"I don't even have a smartphone," O'Kane said. "I'm not anti-technology, but I use it sparingly."
In 2019, O'Kane and UVM associate professor Brendan Fisher organized a birding unit for his Introduction to Environmental Studies class. In the spring semester, with the class moved online, O'Kane hoped to find a virtual birding mentor for each of Fisher's more than 200 students.
She reached out to the National Audubon Society, where Heather Starck, the vice president for grassroots capacity building, put out a nationwide call. Within a week, every student was matched with a mentor who was knowledgeable about the birds in their area. Students called or video-chatted with their mentors during a birding outing or sent photos to the mentor afterward for help identifying the birds.

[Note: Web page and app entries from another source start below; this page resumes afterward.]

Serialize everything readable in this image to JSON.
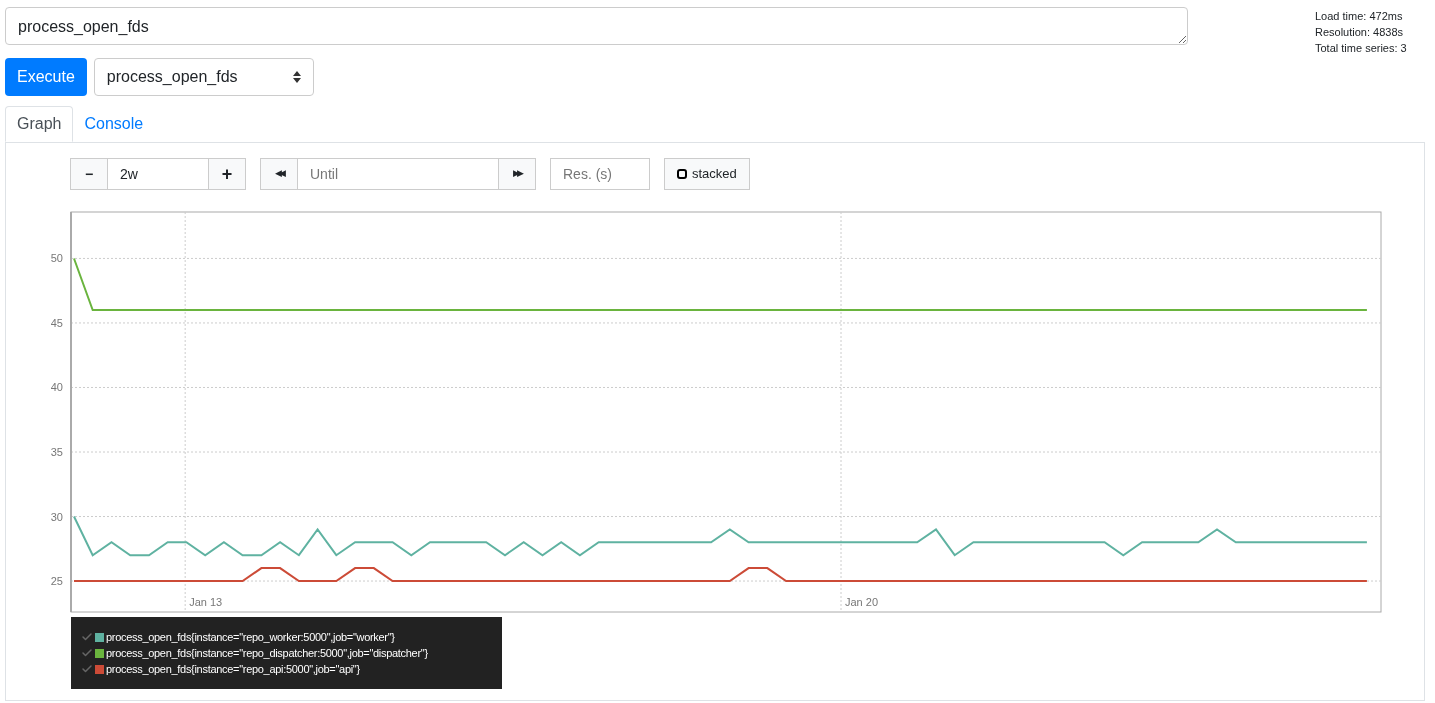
{
  "query": {
    "value": "process_open_fds"
  },
  "stats": [
    "Load time: 472ms",
    "Resolution: 4838s",
    "Total time series: 3"
  ],
  "execute_button": "Execute",
  "metric_select": {
    "value": "process_open_fds"
  },
  "tabs": [
    {
      "label": "Graph",
      "selected": true
    },
    {
      "label": "Console",
      "selected": false
    }
  ],
  "controls": {
    "minus": "−",
    "range": "2w",
    "plus": "+",
    "back": "◀◀",
    "until_placeholder": "Until",
    "forward": "▶▶",
    "resolution_placeholder": "Res. (s)",
    "stacked": {
      "label": "stacked",
      "checked": false
    }
  },
  "graph": {
    "chart_data": {
      "type": "line",
      "yticks": [
        25,
        30,
        35,
        40,
        45,
        50
      ],
      "ylim": [
        22.6,
        53.6
      ],
      "grid": true,
      "categories": [
        null,
        null,
        null,
        null,
        null,
        null,
        null,
        "Jan 13",
        null,
        null,
        null,
        null,
        null,
        null,
        null,
        null,
        null,
        null,
        null,
        null,
        null,
        null,
        null,
        null,
        null,
        null,
        null,
        null,
        null,
        null,
        null,
        null,
        null,
        null,
        null,
        null,
        null,
        null,
        null,
        null,
        null,
        null,
        "Jan 20",
        null,
        null,
        null,
        null,
        null,
        null,
        null,
        null,
        null,
        null,
        null,
        null,
        null,
        null,
        null,
        null,
        null,
        null,
        null,
        null,
        null,
        null,
        null,
        null,
        null,
        null,
        null
      ],
      "series": [
        {
          "name": "process_open_fds{instance=\"repo_worker:5000\",job=\"worker\"}",
          "color": "#5fb2a1",
          "values": [
            30,
            27,
            28,
            27,
            27,
            28,
            28,
            27,
            28,
            27,
            27,
            28,
            27,
            29,
            27,
            28,
            28,
            28,
            27,
            28,
            28,
            28,
            28,
            27,
            28,
            27,
            28,
            27,
            28,
            28,
            28,
            28,
            28,
            28,
            28,
            29,
            28,
            28,
            28,
            28,
            28,
            28,
            28,
            28,
            28,
            28,
            29,
            27,
            28,
            28,
            28,
            28,
            28,
            28,
            28,
            28,
            27,
            28,
            28,
            28,
            28,
            29,
            28,
            28,
            28,
            28,
            28,
            28,
            28,
            28
          ]
        },
        {
          "name": "process_open_fds{instance=\"repo_dispatcher:5000\",job=\"dispatcher\"}",
          "color": "#6ab43e",
          "values": [
            50,
            46,
            46,
            46,
            46,
            46,
            46,
            46,
            46,
            46,
            46,
            46,
            46,
            46,
            46,
            46,
            46,
            46,
            46,
            46,
            46,
            46,
            46,
            46,
            46,
            46,
            46,
            46,
            46,
            46,
            46,
            46,
            46,
            46,
            46,
            46,
            46,
            46,
            46,
            46,
            46,
            46,
            46,
            46,
            46,
            46,
            46,
            46,
            46,
            46,
            46,
            46,
            46,
            46,
            46,
            46,
            46,
            46,
            46,
            46,
            46,
            46,
            46,
            46,
            46,
            46,
            46,
            46,
            46,
            46
          ]
        },
        {
          "name": "process_open_fds{instance=\"repo_api:5000\",job=\"api\"}",
          "color": "#cc4b37",
          "values": [
            25,
            25,
            25,
            25,
            25,
            25,
            25,
            25,
            25,
            25,
            26,
            26,
            25,
            25,
            25,
            26,
            26,
            25,
            25,
            25,
            25,
            25,
            25,
            25,
            25,
            25,
            25,
            25,
            25,
            25,
            25,
            25,
            25,
            25,
            25,
            25,
            26,
            26,
            25,
            25,
            25,
            25,
            25,
            25,
            25,
            25,
            25,
            25,
            25,
            25,
            25,
            25,
            25,
            25,
            25,
            25,
            25,
            25,
            25,
            25,
            25,
            25,
            25,
            25,
            25,
            25,
            25,
            25,
            25,
            25
          ]
        }
      ]
    }
  }
}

"Birding is really a gateway into connection with nature," Fisher said. More than that, though, he sees it as a way to connect with other humans, even during isolation. "Part of it was really about creating a social interaction between, probably, a 60-year-old birder and an 18-year-old kid who happen to live in the same state," he said.
Students in O'Kane's Birding to Change the World class didn't have a chance to develop relationships with the elementary schoolers they usually teach, so instead, O'Kane had more experienced students serve as virtual mentors to their classmates. "For almost every single student, the birds became central not just to the class, but to surviving the semester," O'Kane said.

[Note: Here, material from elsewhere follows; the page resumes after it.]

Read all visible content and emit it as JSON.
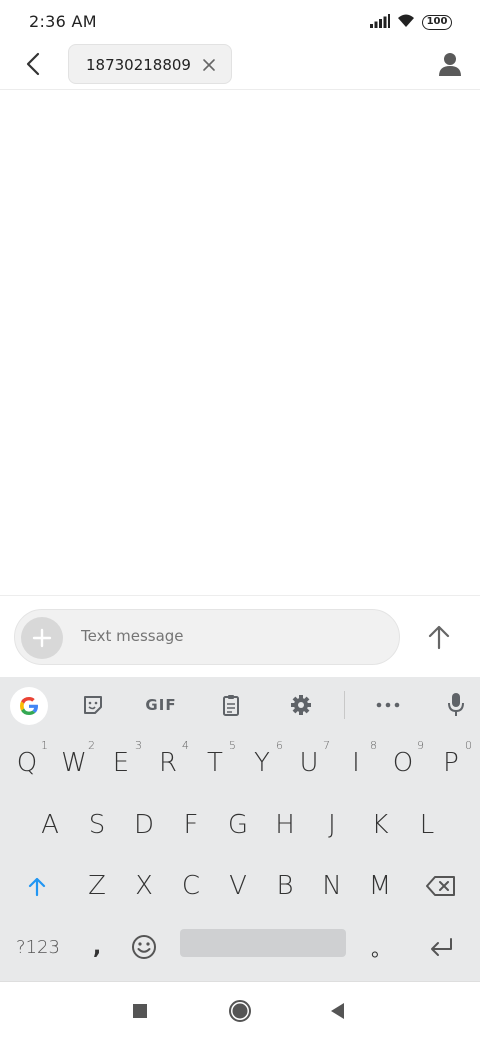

Izzy Mize, a Birding to Change the World student, said she hadn't really appreciated birding until taking ornithology classes at UVM.
"I remember my grandparents birded a lot. And I never really thought it was interesting ... But I'm really glad that younger people are starting to get into it. I feel like it's really good for mental health," Mize said. "It doesn't matter if you're good or bad. You still get the benefit from being outside. I almost look at it as some sort of meditation. You're letting your brain relax."

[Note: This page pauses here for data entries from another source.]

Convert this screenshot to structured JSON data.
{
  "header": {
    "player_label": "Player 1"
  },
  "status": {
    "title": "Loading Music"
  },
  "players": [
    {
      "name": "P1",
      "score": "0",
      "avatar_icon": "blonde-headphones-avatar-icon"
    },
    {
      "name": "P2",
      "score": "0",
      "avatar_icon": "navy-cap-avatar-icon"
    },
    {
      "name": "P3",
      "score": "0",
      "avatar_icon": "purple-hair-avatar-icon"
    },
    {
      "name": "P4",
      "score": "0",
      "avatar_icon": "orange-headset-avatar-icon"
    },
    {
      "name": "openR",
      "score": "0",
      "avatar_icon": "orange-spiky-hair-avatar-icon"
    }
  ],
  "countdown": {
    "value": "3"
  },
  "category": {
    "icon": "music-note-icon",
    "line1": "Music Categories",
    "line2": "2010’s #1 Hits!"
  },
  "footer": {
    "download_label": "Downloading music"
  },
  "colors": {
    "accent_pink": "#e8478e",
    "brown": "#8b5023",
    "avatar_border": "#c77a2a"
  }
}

Butler, the Bird Diva, teaches birding workshops and does outreach related to birds and bird conservation. She started experimenting with online classes this winter, she said, unwittingly preparing herself for the virtual shift that came with the pandemic.
Though teaching online has had its challenges, Butler said, her online classes have sold out. While Vermonters were under the stricter version of the stay-at-home order, she said, "my inbox was just bombarded with questions and people wanting to learn more."
Butler advocates for what she calls "slow birding," which places less emphasis on trying to see as many birds as possible and more on returning to the same place and getting to know the birds that frequent it.
"Through my work, I've tried to change that [competitiveness] and make birding more accessible," Butler said. "I think what's happened through this pandemic is, it's really shown the depth of what you can notice right outside your door, no matter where you are."
Butler recommends that locals join the Vermont Birding Facebook group, where more than 2,000 members share photos of their latest bird sightings.
"Vermont birders are so much cooler than birders elsewhere," Butler said. "They're just much more laid-back."
To help them identify birds, novices can download two free apps: the Merlin Bird ID by the Cornell Lab of Ornithology and the Audubon Bird Guide. Want to explore bird habitats outside your neighborhood, but don't know where to start? Just check out ebird.org, where birders log their most recent sightings, including the locations.
Both the National Audubon Society and its Vermont chapter are offering virtual events to help birders connect, including a virtual version of the annual Birdathon that lasts through May 25.
But the very easiest birding resource is the birds themselves. This time of year, you might see red-winged blackbirds flashing their scarlet feathers in the brush, ring-billed gulls gathering along the Lake Champlain waterfront, European starlings on every street corner and the ubiquitous springtime American robin.
The birds are everywhere. All you have to do is look.